“Today, we’re celebrating moving forward,” she said. “Today, we’re celebrating the passing of the reins from the ministry to the Fraser Valley.”
In 2007, the B.C. Children and Families Ministry took over day-to-day operations of the troubled agency, but on Dec. 17 last year, a delegation enabling agreement was signed by provincial and federal officials that returned control of Xyolhmeylh back into the hands of the aboriginal community.
Deb Foxcroft, assistant deputy minister at the children’s ministry, said the agreement that will allow the Sto:lo to provide care for their own children, as well as those from other aboriginal groups like the Metis and “urban” children living off-reserve, was “a long time coming.”
“There’s been a lot of blood and sweat and tears to get to this place,” she said. “Now we shed tears of joy.”
She said aboriginal children will get care based on their own culture and traditions.
“This is where children belong, and this is where they need to be,” she said.
Barb Walsh, the ministry’s Fraser region representative, said the board was an “inspiration” for its “vision” and its hard work turning the vision into reality.
“You’ve created a vision and developed a vision and worked toward a vision,” she said. “It’s been a remarkable thing to watch.”
“The vision for delivering services to children and families in the territory is in very capable hands,” she said.
Lawrence Roberts, a Tzeachten First Nation councillor and Sto:lo representative on the board, said, “it’s really good to know our aboriginal people are finally taking control of the children again.”
He said the best way for aboriginal children to find their identity is through their own culture and traditions.
“We’re building a stronger foundation for our children,” he said.
Cole McGillivary, executive director of the board, introduced Joanne Jefferson, the in-coming president of the society as Schmidt is leaving at the end of May.
Schmidt was wrapped in a Sto:lo blanket at the end of the Thursday ceremony, and given the last word to the audience of Xyolhmeylh staff and ministry officials.
“We have gone through so many challenges ... political issues, transition issues, but we pulled together and we achieved governance,” she said.
But the staff are the “backbone” of the agency, she added, and she urged them to leave the past behind and continue to work toward the future.
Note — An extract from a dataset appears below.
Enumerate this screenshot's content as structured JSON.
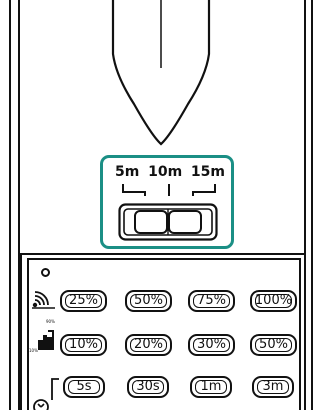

“We are in a good place now, and we all need to look forward, not backwards,” she said. “Let’s work together to build this agency stronger than ever.”